A simple analogy for an electric circuit and its attributes, current, voltage, and resistance, is water flowing in a closed circuit of pipes, driven by a mechanical pump. The rate of water flow is analogous to current. The pressure difference between the two points is similar to voltage. The higher the pressure difference between two points, the faster the water flow between those two points. Just as a higher voltage would result in a higher current. The diameter of the pipe is analogous to resistance. For the same pressure difference, if the pipe is narrowed offers greater resistance and reduces the speed of the water flow. Based on resistivity, materials can be classified into three main groups, Conductors, Insulators, and Semiconductors.

### Ohm's Law

Ohm's Law defines the relationship between voltage, current, and resistance in an electrical circuit. It states that the current through a conductor between two points is directly proportional to the voltage across the two points. The constant of proportionality is the resistance. This law can be expressed by a mathematical formula, such as: I = V / R Where I is the current through the conductor in amperes, V is the voltage measured across the conductor in volts, and R is the resistance of the conductor ohms. More specifically, Ohm's law states that the R in this relation is constant, independent of the current.

It can be interpreted as one volt of pressure is required to push one amp of current through one ohm of resistance. Resistance cannot be measured in an operating circuit, so Ohm's Law is especially useful when it needs to be calculated rather than shutting off the circuit to measure resistance. A technician can determine R using the above variation of Ohm's Law.

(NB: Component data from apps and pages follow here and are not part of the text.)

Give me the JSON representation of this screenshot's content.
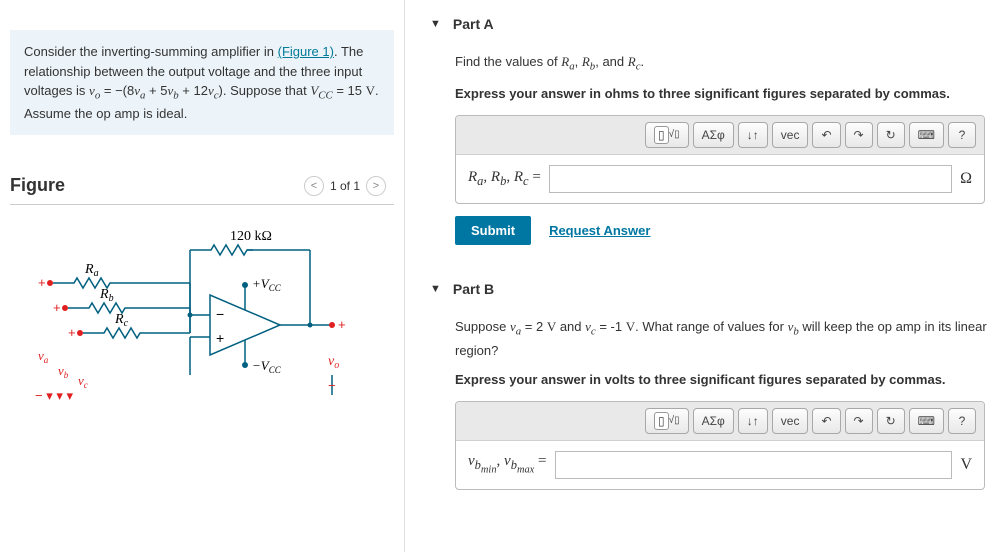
{
  "prompt": {
    "line1_pre": "Consider the inverting-summing amplifier in ",
    "figure_link": "(Figure 1)",
    "line1_post": ". The relationship between the output voltage and the three input voltages is ",
    "equation": "vₒ = −(8vₐ + 5v_b + 12v_c)",
    "suppose": ". Suppose that ",
    "vcc": "V_CC = 15 V",
    "assume": ". Assume the op amp is ideal."
  },
  "figure": {
    "title": "Figure",
    "page": "1 of 1",
    "r_feedback": "120 kΩ",
    "r_a": "Rₐ",
    "r_b": "R_b",
    "r_c": "R_c",
    "v_a": "vₐ",
    "v_b": "v_b",
    "v_c": "v_c",
    "v_o": "vₒ",
    "plus_vcc": "+V_CC",
    "minus_vcc": "−V_CC"
  },
  "partA": {
    "title": "Part A",
    "question_pre": "Find the values of ",
    "vars": "Rₐ, R_b, and R_c",
    "question_post": ".",
    "instruction": "Express your answer in ohms to three significant figures separated by commas.",
    "var_label": "Rₐ, R_b, R_c =",
    "unit": "Ω",
    "submit": "Submit",
    "request": "Request Answer"
  },
  "partB": {
    "title": "Part B",
    "question": "Suppose vₐ = 2 V and v_c = -1 V. What range of values for v_b will keep the op amp in its linear region?",
    "instruction": "Express your answer in volts to three significant figures separated by commas.",
    "var_label": "v_bmin, v_bmax =",
    "unit": "V"
  },
  "tools": {
    "template": "▯√▯",
    "greek": "ΑΣφ",
    "subscript": "↓↑",
    "vec": "vec",
    "undo": "↶",
    "redo": "↷",
    "reset": "↻",
    "keyboard": "⌨",
    "help": "?"
  }
}
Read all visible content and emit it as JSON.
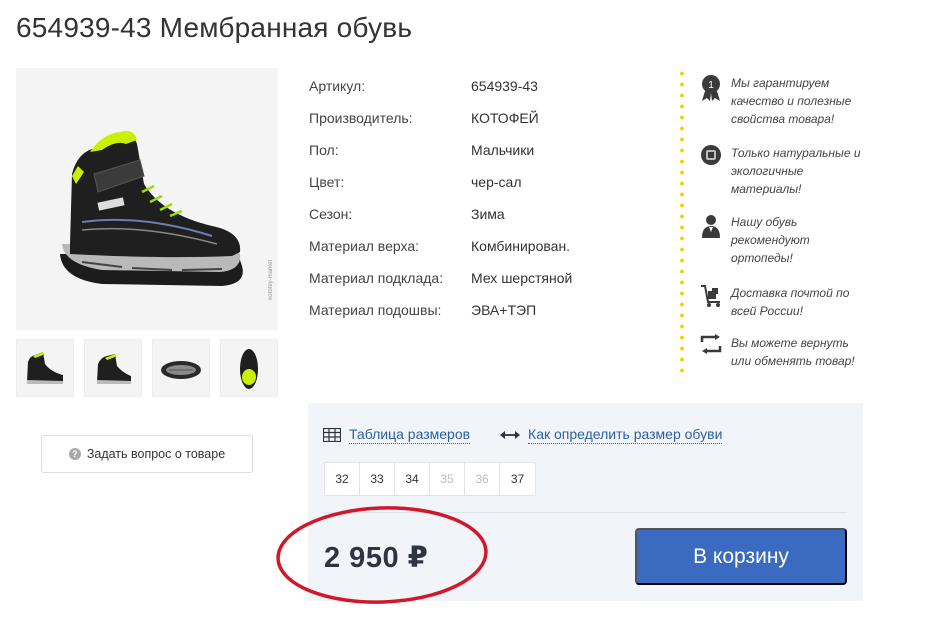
{
  "product": {
    "title": "654939-43 Мембранная обувь",
    "watermark": "kotofey-market"
  },
  "ask_button": {
    "label": "Задать вопрос о товаре"
  },
  "specs": [
    {
      "label": "Артикул:",
      "value": "654939-43"
    },
    {
      "label": "Производитель:",
      "value": "КОТОФЕЙ"
    },
    {
      "label": "Пол:",
      "value": "Мальчики"
    },
    {
      "label": "Цвет:",
      "value": "чер-сал"
    },
    {
      "label": "Сезон:",
      "value": "Зима"
    },
    {
      "label": "Материал верха:",
      "value": "Комбинирован."
    },
    {
      "label": "Материал подклада:",
      "value": "Мех шерстяной"
    },
    {
      "label": "Материал подошвы:",
      "value": "ЭВА+ТЭП"
    }
  ],
  "benefits": [
    {
      "icon": "award-medal-icon",
      "text": "Мы гарантируем качество и полезные свойства товара!"
    },
    {
      "icon": "natural-material-icon",
      "text": "Только натуральные и экологичные материалы!"
    },
    {
      "icon": "doctor-icon",
      "text": "Нашу обувь рекомендуют ортопеды!"
    },
    {
      "icon": "delivery-cart-icon",
      "text": "Доставка почтой по всей России!"
    },
    {
      "icon": "return-exchange-icon",
      "text": "Вы можете вернуть или обменять товар!"
    }
  ],
  "panel": {
    "size_table_link": "Таблица размеров",
    "size_guide_link": "Как определить размер обуви",
    "sizes": [
      {
        "label": "32",
        "available": true
      },
      {
        "label": "33",
        "available": true
      },
      {
        "label": "34",
        "available": true
      },
      {
        "label": "35",
        "available": false
      },
      {
        "label": "36",
        "available": false
      },
      {
        "label": "37",
        "available": true
      }
    ],
    "price": "2 950 ₽",
    "cart_button": "В корзину"
  },
  "colors": {
    "accent_blue": "#3a6bc0",
    "link_blue": "#2c5fa8",
    "dot_yellow": "#f2d200",
    "annotation_red": "#d0182a"
  }
}
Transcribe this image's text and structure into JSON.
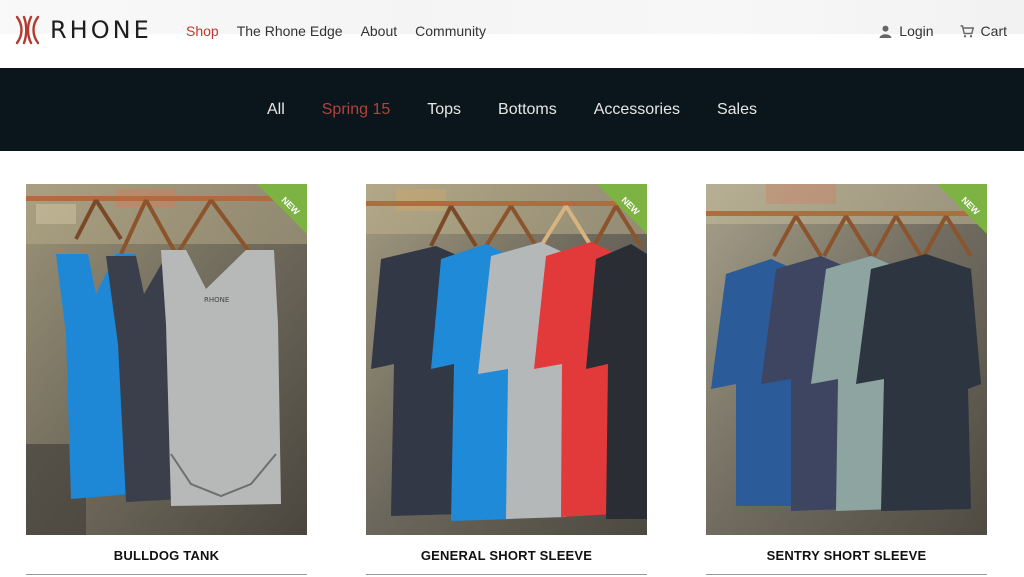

Ohm's Law can be used to validate the static values of circuit components, current levels, voltage supplies, and voltage drops. If, for example, a test instrument detects a higher than normal current measurement, which means the resistance has decreased, or that voltage has increased, causing a high-voltage situation. It indicates a supply or circuit issue. In direct current (DC) circuits, a lower than normal current measurement, which means either the voltage is decreased, or circuit resistance has increased. Possible causes for increased resistance are poor or loose connections, corrosion, and damaged components.

### Kirchoff's Law

**Kirchoff's Current Law**

Kirchoff's circuit laws deal with the current and voltage in electrical circuits. This law states that, for any node (junction) in an electrical circuit, the sum of currents flowing into that node is equal to the sum of currents flowing out of that node. A fundamental concept in physics says that the charge will always be conserved. In the context of circuits, it means that, since the current is the rate of flow of charge, the current flowing into a point must be the same as the current flowing out of that point.

**Kirchoff's Voltage Law**

This law states that the directed sum of the potential differences (voltages) around any closed loop is zero. As electrons flowing through a circuit pass through a component, they lose electrical energy. It is because work is done on them by the electric forces inside the circuit components. The negative work done by these electric forces on a unit of charge passes through a component is called the potential difference, or voltage across the component (also referred to as the voltage drop across the component). Since no energy can be lost, the work done by the electric forces around any closed loop in the circuit must be zero. It means that the sum of all potential differences across the component involved in the loop must be zero.